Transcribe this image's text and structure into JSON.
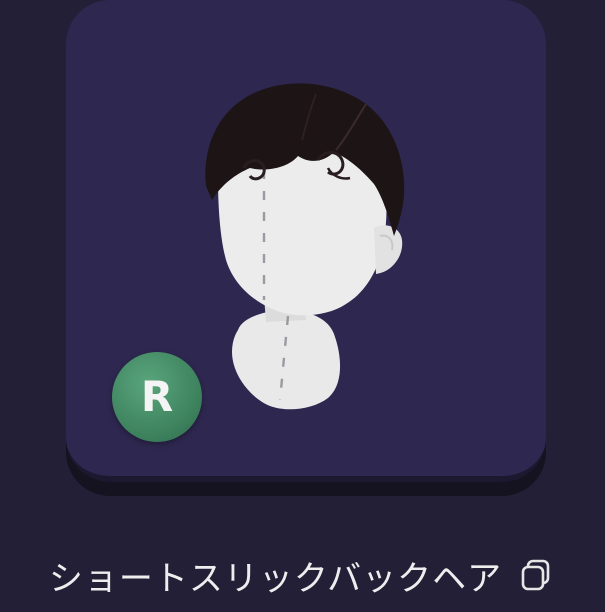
{
  "item": {
    "name": "ショートスリックバックヘア",
    "rarity_letter": "R",
    "rarity_color": "#3f8560",
    "card_color": "#2e2850",
    "background_color": "#221f37"
  },
  "icons": {
    "copy": "copy-icon",
    "preview": "hair-preview-figure"
  }
}
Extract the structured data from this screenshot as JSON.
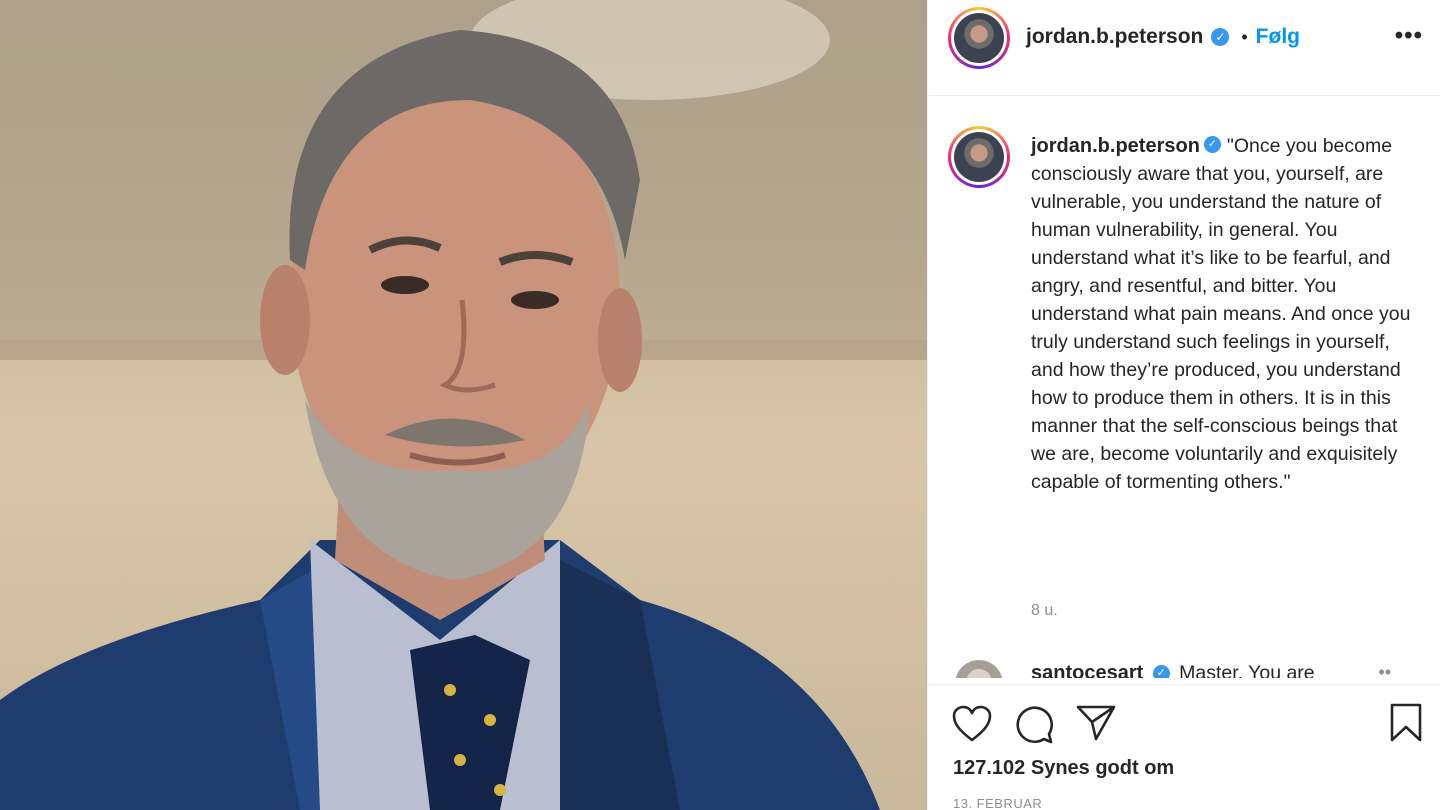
{
  "post": {
    "image_alt": "Portrait photo",
    "author": {
      "username": "jordan.b.peterson",
      "verified": true,
      "verified_icon": "verified-badge-icon"
    },
    "header": {
      "separator": "•",
      "follow_label": "Følg",
      "more_icon": "more-options-icon",
      "more_label": "•••"
    },
    "caption": {
      "text": "\"Once you become consciously aware that you, yourself, are vulnerable, you understand the nature of human vulnerability, in general. You understand what it’s like to be fearful, and angry, and resentful, and bitter. You understand what pain means. And once you truly understand such feelings in yourself, and how they’re produced, you understand how to produce them in others. It is in this manner that the self-conscious beings that we are, become voluntarily and exquisitely capable of tormenting others.\"",
      "age": "8 u."
    },
    "comment": {
      "username": "santocesart",
      "text": "Master, You are",
      "more_label": "••"
    },
    "actions": {
      "like_icon": "heart-icon",
      "comment_icon": "comment-icon",
      "share_icon": "paper-plane-icon",
      "save_icon": "bookmark-icon"
    },
    "likes_text": "127.102 Synes godt om",
    "date_text": "13. FEBRUAR"
  },
  "colors": {
    "accent_blue": "#0095f6",
    "verified_blue": "#3897f0",
    "text": "#262626",
    "muted": "#8e8e8e"
  }
}
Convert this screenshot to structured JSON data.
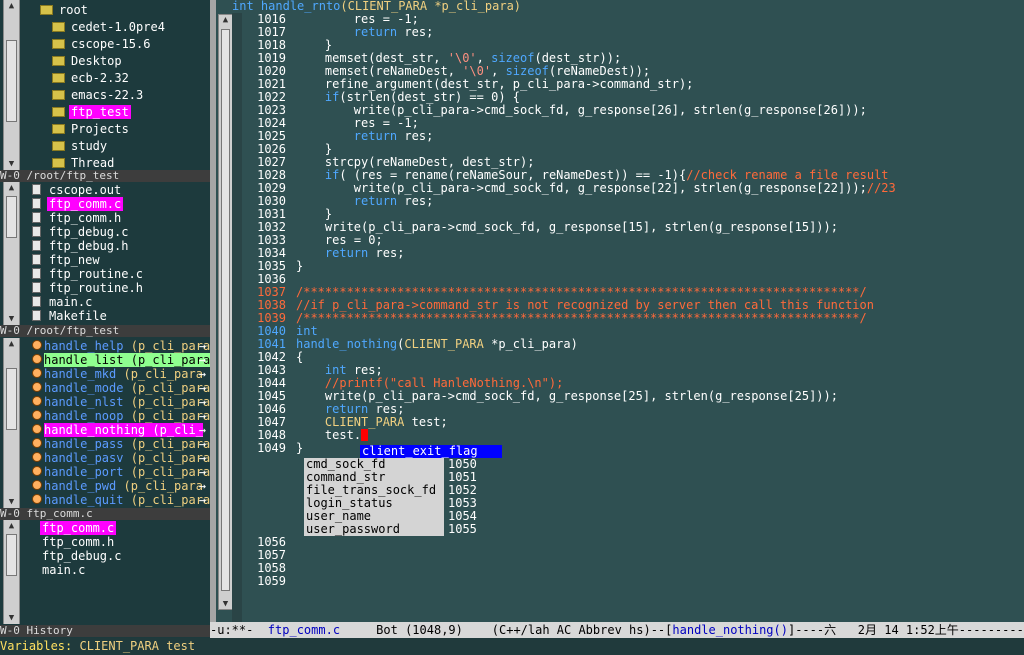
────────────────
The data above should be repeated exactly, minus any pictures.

Transcribe this image's text and structure into JSON.
{
  "item": {
    "name": "ショートスリックバックヘア",
    "rarity_letter": "R",
    "rarity_color": "#3f8560",
    "card_color": "#2e2850",
    "background_color": "#221f37"
  },
  "icons": {
    "copy": "copy-icon",
    "preview": "hair-preview-figure"
  }
}
Extract the structured data from this screenshot as JSON.
{
  "post": {
    "image_alt": "Portrait photo",
    "author": {
      "username": "jordan.b.peterson",
      "verified": true,
      "verified_icon": "verified-badge-icon"
    },
    "header": {
      "separator": "•",
      "follow_label": "Følg",
      "more_icon": "more-options-icon",
      "more_label": "•••"
    },
    "caption": {
      "text": "\"Once you become consciously aware that you, yourself, are vulnerable, you understand the nature of human vulnerability, in general. You understand what it’s like to be fearful, and angry, and resentful, and bitter. You understand what pain means. And once you truly understand such feelings in yourself, and how they’re produced, you understand how to produce them in others. It is in this manner that the self-conscious beings that we are, become voluntarily and exquisitely capable of tormenting others.\"",
      "age": "8 u."
    },
    "comment": {
      "username": "santocesart",
      "text": "Master, You are",
      "more_label": "••"
    },
    "actions": {
      "like_icon": "heart-icon",
      "comment_icon": "comment-icon",
      "share_icon": "paper-plane-icon",
      "save_icon": "bookmark-icon"
    },
    "likes_text": "127.102 Synes godt om",
    "date_text": "13. FEBRUAR"
  },
  "colors": {
    "accent_blue": "#0095f6",
    "verified_blue": "#3897f0",
    "text": "#262626",
    "muted": "#8e8e8e"
  }
}
Convert this screenshot to structured JSON data.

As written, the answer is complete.